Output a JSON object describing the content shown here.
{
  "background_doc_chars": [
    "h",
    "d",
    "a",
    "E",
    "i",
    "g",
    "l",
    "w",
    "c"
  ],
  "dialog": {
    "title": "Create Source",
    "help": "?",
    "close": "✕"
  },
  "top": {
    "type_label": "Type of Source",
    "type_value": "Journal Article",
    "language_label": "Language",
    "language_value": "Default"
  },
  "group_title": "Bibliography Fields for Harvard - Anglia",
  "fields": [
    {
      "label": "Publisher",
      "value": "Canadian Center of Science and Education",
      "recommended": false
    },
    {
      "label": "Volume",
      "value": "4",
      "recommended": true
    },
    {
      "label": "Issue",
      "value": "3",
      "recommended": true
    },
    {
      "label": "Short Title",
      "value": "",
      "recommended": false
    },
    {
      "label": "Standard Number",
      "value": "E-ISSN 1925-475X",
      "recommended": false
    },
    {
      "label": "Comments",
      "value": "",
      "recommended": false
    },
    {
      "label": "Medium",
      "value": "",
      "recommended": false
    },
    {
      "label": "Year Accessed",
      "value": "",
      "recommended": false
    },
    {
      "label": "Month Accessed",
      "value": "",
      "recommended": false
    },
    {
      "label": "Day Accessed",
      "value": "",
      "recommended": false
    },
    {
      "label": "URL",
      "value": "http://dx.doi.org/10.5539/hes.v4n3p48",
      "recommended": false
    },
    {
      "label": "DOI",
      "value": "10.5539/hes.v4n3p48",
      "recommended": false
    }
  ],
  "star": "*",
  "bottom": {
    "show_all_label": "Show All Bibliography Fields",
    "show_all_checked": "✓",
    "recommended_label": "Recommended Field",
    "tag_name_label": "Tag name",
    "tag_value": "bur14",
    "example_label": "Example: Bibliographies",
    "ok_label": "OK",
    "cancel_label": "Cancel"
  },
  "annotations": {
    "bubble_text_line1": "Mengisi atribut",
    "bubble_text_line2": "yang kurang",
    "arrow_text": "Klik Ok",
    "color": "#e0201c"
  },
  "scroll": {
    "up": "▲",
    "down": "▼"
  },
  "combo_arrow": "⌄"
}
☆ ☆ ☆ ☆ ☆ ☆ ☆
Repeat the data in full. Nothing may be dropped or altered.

• [Solution to this task]
Output a JSON object describing the content shown here.
{
  "background_doc_chars": [
    "h",
    "d",
    "a",
    "E",
    "i",
    "g",
    "l",
    "w",
    "c"
  ],
  "dialog": {
    "title": "Create Source",
    "help": "?",
    "close": "✕"
  },
  "top": {
    "type_label": "Type of Source",
    "type_value": "Journal Article",
    "language_label": "Language",
    "language_value": "Default"
  },
  "group_title": "Bibliography Fields for Harvard - Anglia",
  "fields": [
    {
      "label": "Publisher",
      "value": "Canadian Center of Science and Education",
      "recommended": false
    },
    {
      "label": "Volume",
      "value": "4",
      "recommended": true
    },
    {
      "label": "Issue",
      "value": "3",
      "recommended": true
    },
    {
      "label": "Short Title",
      "value": "",
      "recommended": false
    },
    {
      "label": "Standard Number",
      "value": "E-ISSN 1925-475X",
      "recommended": false
    },
    {
      "label": "Comments",
      "value": "",
      "recommended": false
    },
    {
      "label": "Medium",
      "value": "",
      "recommended": false
    },
    {
      "label": "Year Accessed",
      "value": "",
      "recommended": false
    },
    {
      "label": "Month Accessed",
      "value": "",
      "recommended": false
    },
    {
      "label": "Day Accessed",
      "value": "",
      "recommended": false
    },
    {
      "label": "URL",
      "value": "http://dx.doi.org/10.5539/hes.v4n3p48",
      "recommended": false
    },
    {
      "label": "DOI",
      "value": "10.5539/hes.v4n3p48",
      "recommended": false
    }
  ],
  "star": "*",
  "bottom": {
    "show_all_label": "Show All Bibliography Fields",
    "show_all_checked": "✓",
    "recommended_label": "Recommended Field",
    "tag_name_label": "Tag name",
    "tag_value": "bur14",
    "example_label": "Example: Bibliographies",
    "ok_label": "OK",
    "cancel_label": "Cancel"
  },
  "annotations": {
    "bubble_text_line1": "Mengisi atribut",
    "bubble_text_line2": "yang kurang",
    "arrow_text": "Klik Ok",
    "color": "#e0201c"
  },
  "scroll": {
    "up": "▲",
    "down": "▼"
  },
  "combo_arrow": "⌄"
}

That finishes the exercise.